A narrow notch, groove, or hole for receiving something, such as a keyway in machinery or a coin in a vending machine. Also: a position or time in a schedule, program, or sequence.

Originally, slot meant a narrow opening in a machine for accepting coins; it later referred to an allocated space or time for taking off or landing, as authorized by airport or air-traffic control authorities. Today, the term is more commonly used to refer to a computerized slot or to an allocation of space in a machine, such as the amount of money a player can bet on a spin.

In casinos, slots are games in which players spin reels to win prizes. The reels are usually lined with symbols, and winning combinations pay out according to the game rules. Many slots also have additional features, such as a progressive jackpot or bonus rounds.

The odds of getting a particular symbol appear frequently on the physical reels, but the number of possible outcomes is limited by the number of stops on each reel and the fact that symbols may appear at different times on multiple reels. In the 1980s, however, slot manufacturers incorporated electronics into their machines and programmed them to weight particular symbols—making it less likely that the machine would yield a losing combination.

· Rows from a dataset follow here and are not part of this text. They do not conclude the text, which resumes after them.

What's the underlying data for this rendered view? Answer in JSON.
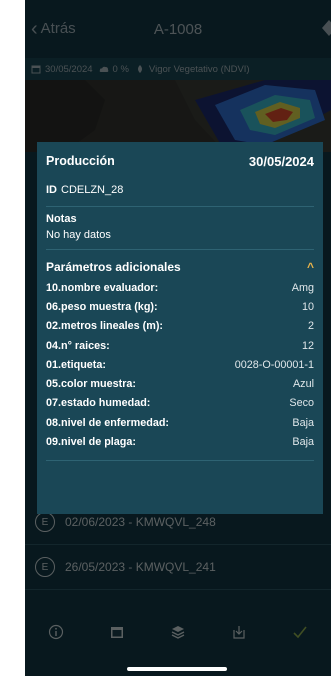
{
  "header": {
    "back_label": "Atrás",
    "title": "A-1008"
  },
  "infobar": {
    "date": "30/05/2024",
    "cloud": "0 %",
    "layer": "Vigor Vegetativo (NDVI)"
  },
  "popup": {
    "section_title": "Producción",
    "date": "30/05/2024",
    "id_label": "ID",
    "id_value": "CDELZN_28",
    "notes_title": "Notas",
    "notes_value": "No hay datos",
    "params_title": "Parámetros adicionales",
    "params": [
      {
        "key": "10.nombre evaluador:",
        "value": "Amg"
      },
      {
        "key": "06.peso muestra (kg):",
        "value": "10"
      },
      {
        "key": "02.metros lineales (m):",
        "value": "2"
      },
      {
        "key": "04.n° raices:",
        "value": "12"
      },
      {
        "key": "01.etiqueta:",
        "value": "0028-O-00001-1"
      },
      {
        "key": "05.color muestra:",
        "value": "Azul"
      },
      {
        "key": "07.estado humedad:",
        "value": "Seco"
      },
      {
        "key": "08.nivel de enfermedad:",
        "value": "Baja"
      },
      {
        "key": "09.nivel de plaga:",
        "value": "Baja"
      }
    ]
  },
  "list": [
    {
      "badge": "E",
      "label": "02/06/2023 - KMWQVL_248"
    },
    {
      "badge": "E",
      "label": "26/05/2023 - KMWQVL_241"
    }
  ],
  "colors": {
    "background": "#123743",
    "popup": "#1a4756",
    "accent": "#e8b34a"
  },
  "bottom_icons": [
    "info-icon",
    "calendar-icon",
    "layers-icon",
    "download-icon",
    "check-icon"
  ]
}
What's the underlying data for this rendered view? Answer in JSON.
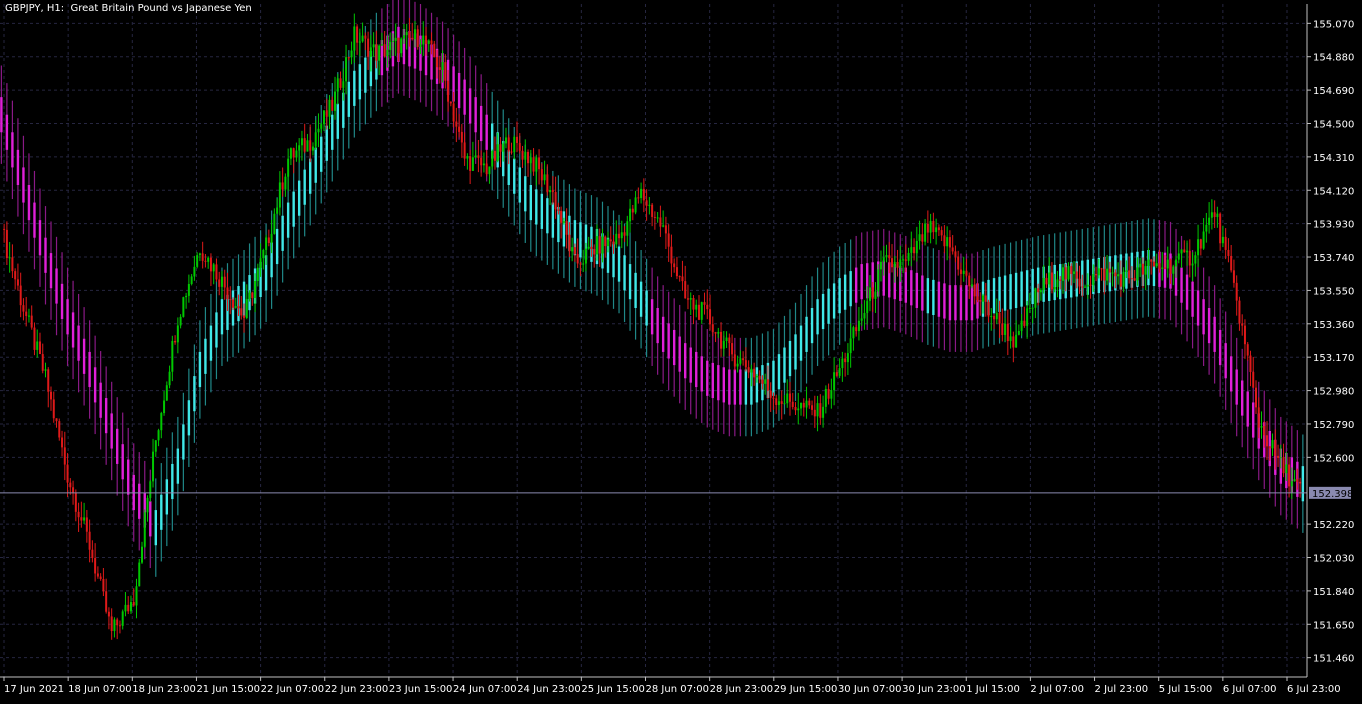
{
  "window": {
    "title": "GBPJPY, H1:  Great Britain Pound vs Japanese Yen"
  },
  "colors": {
    "background": "#000000",
    "axis": "#c0c0c0",
    "grid": "#262640",
    "text": "#ffffff",
    "bull_candle": "#00c800",
    "bear_candle": "#e01a1a",
    "band_up": "#40e8e8",
    "band_down": "#e020d8",
    "band_up_dim": "#208888",
    "band_down_dim": "#8a1a86",
    "price_line": "#8a8ab0",
    "price_label_bg": "#8a8ab0",
    "price_label_text": "#000000"
  },
  "chart_data": {
    "type": "candlestick",
    "symbol": "GBPJPY",
    "timeframe": "H1",
    "description": "Great Britain Pound vs Japanese Yen",
    "grid": true,
    "ylim": [
      151.35,
      155.18
    ],
    "y_ticks": [
      "155.070",
      "154.880",
      "154.690",
      "154.500",
      "154.310",
      "154.120",
      "153.930",
      "153.740",
      "153.550",
      "153.360",
      "153.170",
      "152.980",
      "152.790",
      "152.600",
      "152.220",
      "152.030",
      "151.840",
      "151.650",
      "151.460"
    ],
    "x_ticks": [
      "17 Jun 2021",
      "18 Jun 07:00",
      "18 Jun 23:00",
      "21 Jun 15:00",
      "22 Jun 07:00",
      "22 Jun 23:00",
      "23 Jun 15:00",
      "24 Jun 07:00",
      "24 Jun 23:00",
      "25 Jun 15:00",
      "28 Jun 07:00",
      "28 Jun 23:00",
      "29 Jun 15:00",
      "30 Jun 07:00",
      "30 Jun 23:00",
      "1 Jul 15:00",
      "2 Jul 07:00",
      "2 Jul 23:00",
      "5 Jul 15:00",
      "6 Jul 07:00",
      "6 Jul 23:00"
    ],
    "current_price": "152.398",
    "price_path": [
      [
        0,
        153.9
      ],
      [
        8,
        153.45
      ],
      [
        16,
        153.05
      ],
      [
        24,
        152.5
      ],
      [
        32,
        152.1
      ],
      [
        40,
        151.6
      ],
      [
        48,
        151.8
      ],
      [
        56,
        152.7
      ],
      [
        64,
        153.4
      ],
      [
        72,
        153.8
      ],
      [
        80,
        153.6
      ],
      [
        88,
        153.4
      ],
      [
        96,
        153.8
      ],
      [
        104,
        154.3
      ],
      [
        112,
        154.4
      ],
      [
        120,
        154.6
      ],
      [
        128,
        155.0
      ],
      [
        136,
        154.9
      ],
      [
        144,
        154.95
      ],
      [
        152,
        155.0
      ],
      [
        160,
        154.8
      ],
      [
        168,
        154.3
      ],
      [
        176,
        154.25
      ],
      [
        184,
        154.4
      ],
      [
        192,
        154.3
      ],
      [
        200,
        154.1
      ],
      [
        208,
        153.7
      ],
      [
        216,
        153.8
      ],
      [
        224,
        153.85
      ],
      [
        232,
        154.1
      ],
      [
        240,
        153.9
      ],
      [
        248,
        153.5
      ],
      [
        256,
        153.4
      ],
      [
        264,
        153.2
      ],
      [
        272,
        153.1
      ],
      [
        280,
        152.95
      ],
      [
        288,
        152.9
      ],
      [
        296,
        152.85
      ],
      [
        304,
        153.1
      ],
      [
        312,
        153.4
      ],
      [
        320,
        153.7
      ],
      [
        328,
        153.7
      ],
      [
        336,
        153.9
      ],
      [
        344,
        153.8
      ],
      [
        352,
        153.55
      ],
      [
        360,
        153.4
      ],
      [
        368,
        153.25
      ],
      [
        376,
        153.55
      ],
      [
        384,
        153.65
      ],
      [
        392,
        153.6
      ],
      [
        400,
        153.65
      ],
      [
        408,
        153.62
      ],
      [
        416,
        153.68
      ],
      [
        424,
        153.7
      ],
      [
        432,
        153.75
      ],
      [
        440,
        154.0
      ],
      [
        448,
        153.5
      ],
      [
        456,
        152.8
      ],
      [
        464,
        152.55
      ],
      [
        472,
        152.398
      ]
    ],
    "band_path": [
      [
        0,
        154.55
      ],
      [
        8,
        154.15
      ],
      [
        16,
        153.75
      ],
      [
        24,
        153.4
      ],
      [
        32,
        153.1
      ],
      [
        40,
        152.75
      ],
      [
        48,
        152.4
      ],
      [
        56,
        152.2
      ],
      [
        64,
        152.55
      ],
      [
        72,
        153.1
      ],
      [
        80,
        153.4
      ],
      [
        88,
        153.5
      ],
      [
        96,
        153.65
      ],
      [
        104,
        153.95
      ],
      [
        112,
        154.2
      ],
      [
        120,
        154.45
      ],
      [
        128,
        154.7
      ],
      [
        136,
        154.85
      ],
      [
        144,
        154.95
      ],
      [
        152,
        154.9
      ],
      [
        160,
        154.8
      ],
      [
        168,
        154.65
      ],
      [
        176,
        154.45
      ],
      [
        184,
        154.25
      ],
      [
        192,
        154.05
      ],
      [
        200,
        153.95
      ],
      [
        208,
        153.85
      ],
      [
        216,
        153.8
      ],
      [
        224,
        153.7
      ],
      [
        232,
        153.5
      ],
      [
        240,
        153.3
      ],
      [
        248,
        153.15
      ],
      [
        256,
        153.05
      ],
      [
        264,
        153.0
      ],
      [
        272,
        153.0
      ],
      [
        280,
        153.05
      ],
      [
        288,
        153.2
      ],
      [
        296,
        153.4
      ],
      [
        304,
        153.52
      ],
      [
        312,
        153.6
      ],
      [
        320,
        153.62
      ],
      [
        328,
        153.58
      ],
      [
        336,
        153.52
      ],
      [
        344,
        153.48
      ],
      [
        352,
        153.48
      ],
      [
        360,
        153.52
      ],
      [
        368,
        153.55
      ],
      [
        376,
        153.58
      ],
      [
        384,
        153.6
      ],
      [
        392,
        153.62
      ],
      [
        400,
        153.64
      ],
      [
        408,
        153.66
      ],
      [
        416,
        153.68
      ],
      [
        424,
        153.66
      ],
      [
        432,
        153.5
      ],
      [
        440,
        153.3
      ],
      [
        448,
        153.0
      ],
      [
        456,
        152.75
      ],
      [
        464,
        152.55
      ],
      [
        472,
        152.45
      ]
    ],
    "band_trend_up": [
      [
        56,
        152.0
      ],
      [
        138,
        155.0
      ],
      [
        270,
        153.0
      ],
      [
        310,
        153.6
      ],
      [
        336,
        153.5
      ],
      [
        356,
        153.6
      ],
      [
        400,
        153.7
      ]
    ],
    "band_trend_down": [
      [
        0,
        56
      ],
      [
        138,
        178
      ],
      [
        236,
        270
      ],
      [
        310,
        336
      ],
      [
        340,
        356
      ],
      [
        420,
        472
      ]
    ]
  }
}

A Random Number Generator (RNG) is a key part of any modern slot machine, ensuring that each spin stands on its own and is uninfluenced by the results of previous or accompanying spins. It also ensures that a pattern in the results is impossible. In fact, trying to spot a pattern can actually backfire, because the RNG produces so many different combinations that it is improbable that any of them will match up with the one you are looking for.